#### ABOUT THIS EXERCISE
To complete this task, print all the data below exactly but leave out the images.

Page and application data records
* * * * *

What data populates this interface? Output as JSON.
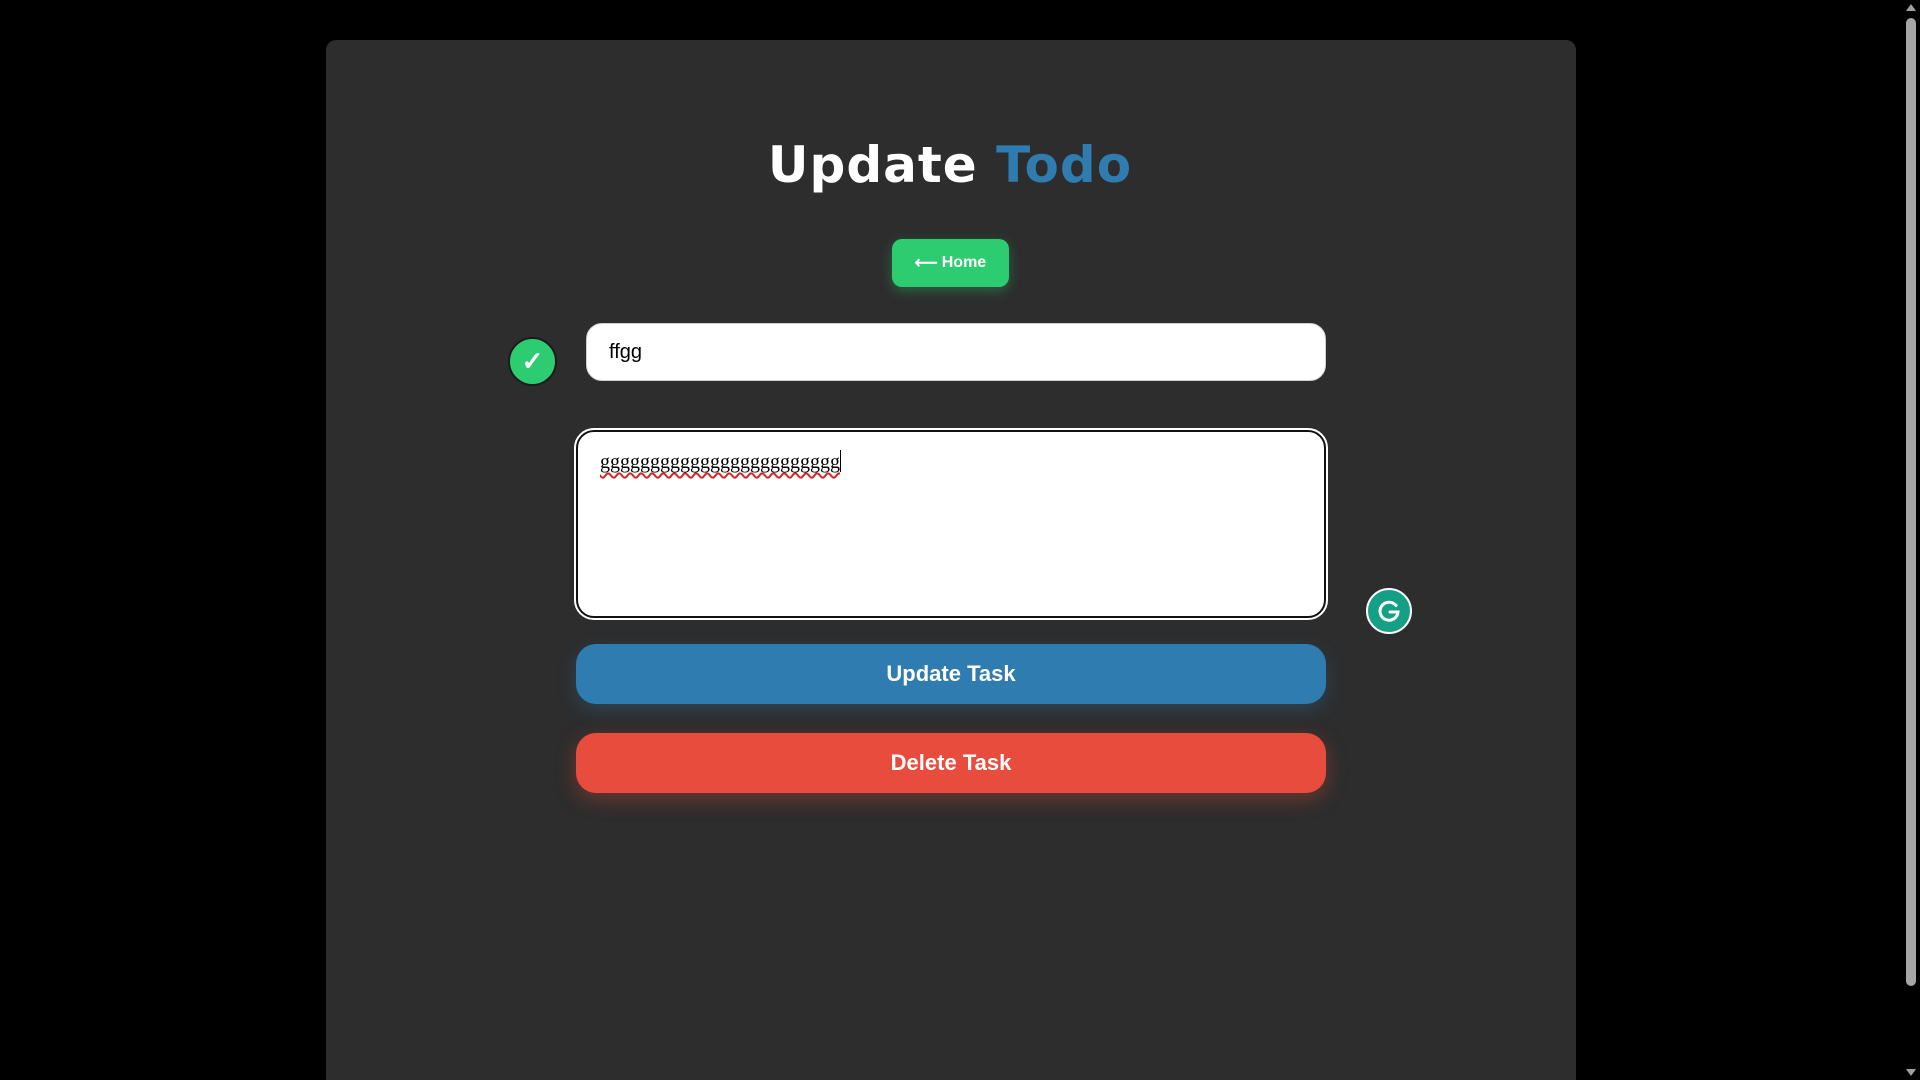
{
  "header": {
    "title_word1": "Update",
    "title_word2": "Todo"
  },
  "nav": {
    "home_arrow": "⟵",
    "home_label": "Home"
  },
  "task": {
    "completed": true,
    "check_glyph": "✓",
    "title_value": "ffgg",
    "description_value": "gggggggggggggggggggggggg"
  },
  "actions": {
    "update_label": "Update Task",
    "delete_label": "Delete Task"
  },
  "grammarly": {
    "icon": "grammarly-icon",
    "glyph": "G"
  },
  "colors": {
    "page_background": "#000000",
    "card_background": "#2d2d2d",
    "accent_blue": "#2e7cb0",
    "accent_green": "#2ecc71",
    "accent_red": "#e74c3c",
    "grammarly_green": "#15a085"
  }
}
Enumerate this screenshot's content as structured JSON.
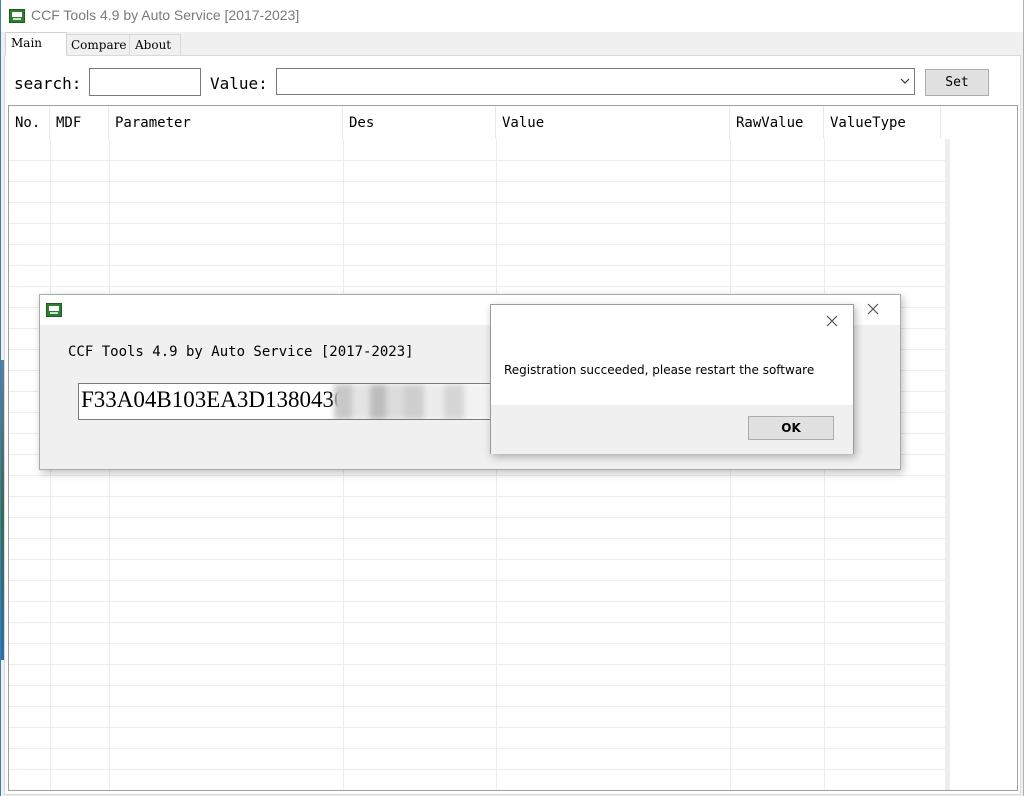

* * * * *

#### SOLUTION TO THIS PROBLEM
What data populates this interface? Output as JSON.
{
  "header": {
    "title_word1": "Update",
    "title_word2": "Todo"
  },
  "nav": {
    "home_arrow": "⟵",
    "home_label": "Home"
  },
  "task": {
    "completed": true,
    "check_glyph": "✓",
    "title_value": "ffgg",
    "description_value": "gggggggggggggggggggggggg"
  },
  "actions": {
    "update_label": "Update Task",
    "delete_label": "Delete Task"
  },
  "grammarly": {
    "icon": "grammarly-icon",
    "glyph": "G"
  },
  "colors": {
    "page_background": "#000000",
    "card_background": "#2d2d2d",
    "accent_blue": "#2e7cb0",
    "accent_green": "#2ecc71",
    "accent_red": "#e74c3c",
    "grammarly_green": "#15a085"
  }
}
Enumerate this screenshot's content as structured JSON.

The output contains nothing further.